By Chris Devine and Callum Dent at Trent Bridge
James Anderson paid tribute to the “class and determination” of Alastair Cook and Kevin Pietersen after England’s most experienced batsmen responded calmly to an astonishing debut innings from Ashton Agar in the first Investec Ashes Test.
Teenage left-arm spinner Agar compiled 98 - the highest score by a Test number 11 - and shared a scarcely-believable 163 with Phil Hughes to extend Australia’s first innings to 280 all out on day two at Trent Bridge.
That put the tourists 65 ahead and they subsequently strengthened their position when Mitchell Starc removed Joe Root and Jonathan Trott with successive balls, leaving England 11 for two at tea.
Faced with a perilous position, Cook and Pietersen dug in to share an unbroken 69 in 35 overs.
England therefore led by 15 at stumps and had reason to be grateful for two players boasting a combined total of more than 15,000 Test runs.
Anderson, who also shone by completing a wonderful five-wicket haul prior to Agar’s heroics, said: “It was a really tricky period for us losing two early wickets and I thought they (Cook and Pietersen) showed a lot of class and determination to get us through that tricky period. Hopefully they can build on that tomorrow.”
After jokingly suggesting 500 would represent a tricky chase for Australia, Anderson conceded it was difficult to assess how many second-innings runs England will require.
“I’m not sure really,” he continued. “The pitch doesn’t look to be deteriorating that much. We saw a few balls that spun from Swanny. Nothing from the seamers has really gone up or down.
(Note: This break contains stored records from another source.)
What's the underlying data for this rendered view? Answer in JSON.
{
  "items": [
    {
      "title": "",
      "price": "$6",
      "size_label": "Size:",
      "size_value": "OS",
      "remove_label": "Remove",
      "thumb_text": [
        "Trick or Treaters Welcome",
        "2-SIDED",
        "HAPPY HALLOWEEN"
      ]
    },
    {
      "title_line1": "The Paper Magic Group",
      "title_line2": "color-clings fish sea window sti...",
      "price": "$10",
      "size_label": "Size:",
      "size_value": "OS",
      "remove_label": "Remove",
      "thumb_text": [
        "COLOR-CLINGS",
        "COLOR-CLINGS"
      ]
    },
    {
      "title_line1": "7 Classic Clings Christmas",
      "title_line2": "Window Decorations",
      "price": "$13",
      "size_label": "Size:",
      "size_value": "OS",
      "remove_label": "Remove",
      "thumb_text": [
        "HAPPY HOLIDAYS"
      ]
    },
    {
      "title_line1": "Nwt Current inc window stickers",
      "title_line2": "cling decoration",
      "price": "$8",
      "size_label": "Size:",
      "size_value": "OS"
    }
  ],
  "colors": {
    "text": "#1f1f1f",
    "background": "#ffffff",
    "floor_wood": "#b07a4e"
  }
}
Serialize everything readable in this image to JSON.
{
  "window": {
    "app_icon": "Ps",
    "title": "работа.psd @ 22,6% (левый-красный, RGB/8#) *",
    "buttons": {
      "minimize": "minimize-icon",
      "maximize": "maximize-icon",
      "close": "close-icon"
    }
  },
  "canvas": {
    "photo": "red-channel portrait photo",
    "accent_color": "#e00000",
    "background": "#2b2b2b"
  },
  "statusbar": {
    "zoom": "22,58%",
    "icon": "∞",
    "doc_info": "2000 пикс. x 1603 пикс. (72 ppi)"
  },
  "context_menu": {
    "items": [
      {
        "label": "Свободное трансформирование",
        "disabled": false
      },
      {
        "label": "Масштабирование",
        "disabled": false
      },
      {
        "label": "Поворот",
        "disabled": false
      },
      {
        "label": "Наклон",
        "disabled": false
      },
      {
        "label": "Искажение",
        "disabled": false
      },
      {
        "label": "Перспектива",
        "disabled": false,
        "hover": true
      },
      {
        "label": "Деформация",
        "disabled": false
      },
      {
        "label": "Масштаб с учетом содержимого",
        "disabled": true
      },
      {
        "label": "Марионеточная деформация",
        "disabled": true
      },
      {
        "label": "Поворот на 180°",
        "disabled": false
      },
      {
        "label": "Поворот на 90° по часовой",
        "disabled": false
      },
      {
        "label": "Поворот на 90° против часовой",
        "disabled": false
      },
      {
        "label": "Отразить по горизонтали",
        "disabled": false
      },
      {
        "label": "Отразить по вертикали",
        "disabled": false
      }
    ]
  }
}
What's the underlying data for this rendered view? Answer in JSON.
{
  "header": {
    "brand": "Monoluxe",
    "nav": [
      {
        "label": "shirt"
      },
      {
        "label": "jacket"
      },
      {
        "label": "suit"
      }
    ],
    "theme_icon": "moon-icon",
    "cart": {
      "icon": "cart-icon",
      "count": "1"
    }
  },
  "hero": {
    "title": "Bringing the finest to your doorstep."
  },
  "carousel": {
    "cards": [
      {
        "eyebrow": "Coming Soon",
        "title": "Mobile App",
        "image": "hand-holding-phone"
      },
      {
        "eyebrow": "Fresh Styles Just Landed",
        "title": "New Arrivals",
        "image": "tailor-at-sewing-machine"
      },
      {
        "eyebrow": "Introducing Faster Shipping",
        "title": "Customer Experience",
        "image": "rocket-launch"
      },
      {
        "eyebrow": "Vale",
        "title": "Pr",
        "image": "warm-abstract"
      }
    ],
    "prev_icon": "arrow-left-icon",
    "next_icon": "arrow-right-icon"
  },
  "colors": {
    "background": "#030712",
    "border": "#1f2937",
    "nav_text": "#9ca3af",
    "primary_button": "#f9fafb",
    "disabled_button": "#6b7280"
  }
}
“First and foremost we’ve got to bat very, very well tomorrow to get in any sort of position to win this game.”
Anderson drew laughter from the assembled journalists when asked if there was a time during Agar’s innings when he felt he was witnessing a special Ashes moment.
The seamer initially responded yes, before smiling and admitting: “Well, I probably didn’t think that, no! But I’m sure it will be looked back on as one.
“I thought he played brilliantly. In a pressure situation he coped with it really well and really did frustrate us for a while.
“Teams are allowed to play well; batters are allowed to put on partnerships. It’s our job to somehow try and break that partnership and show some skill to do it.
“That’s the nature of Test cricket. You get big momentum shifts.”
Agar admitted his record-breaking display exceeded his wildest dreams.
The 19-year-old, picked ahead of experienced tweaker Nathan Lyon, hit the headlines for his batting rather than his bowling after striking 12 fours and two maximums in a remarkable 102-ball innings.
Agar said: "It's a dream come true. Forever, I've dreamt of playing Test cricket for Australia.
"For my debut to start the way it has, I'm over the moon. Darren Lehmann just told me to bat the way I know how to bat.
"He's told the whole team to back their own natural styles. That's the way I like to bat - take the game on - so that's what I tried to do.
"To make a hundred in an Ashes Test would have been awesome. Obviously, it's a dream to make a Test match hundred. But I didn't really dream I was going to make 98 on debut - so I'm very, very happy."
Agar revealed he was surprised to hear home fans willing him on to three figures, adding: “I was surprised by the support I was getting from the whole crowd. They were very supportive. There was a bit of sympathy from them and it was nice.”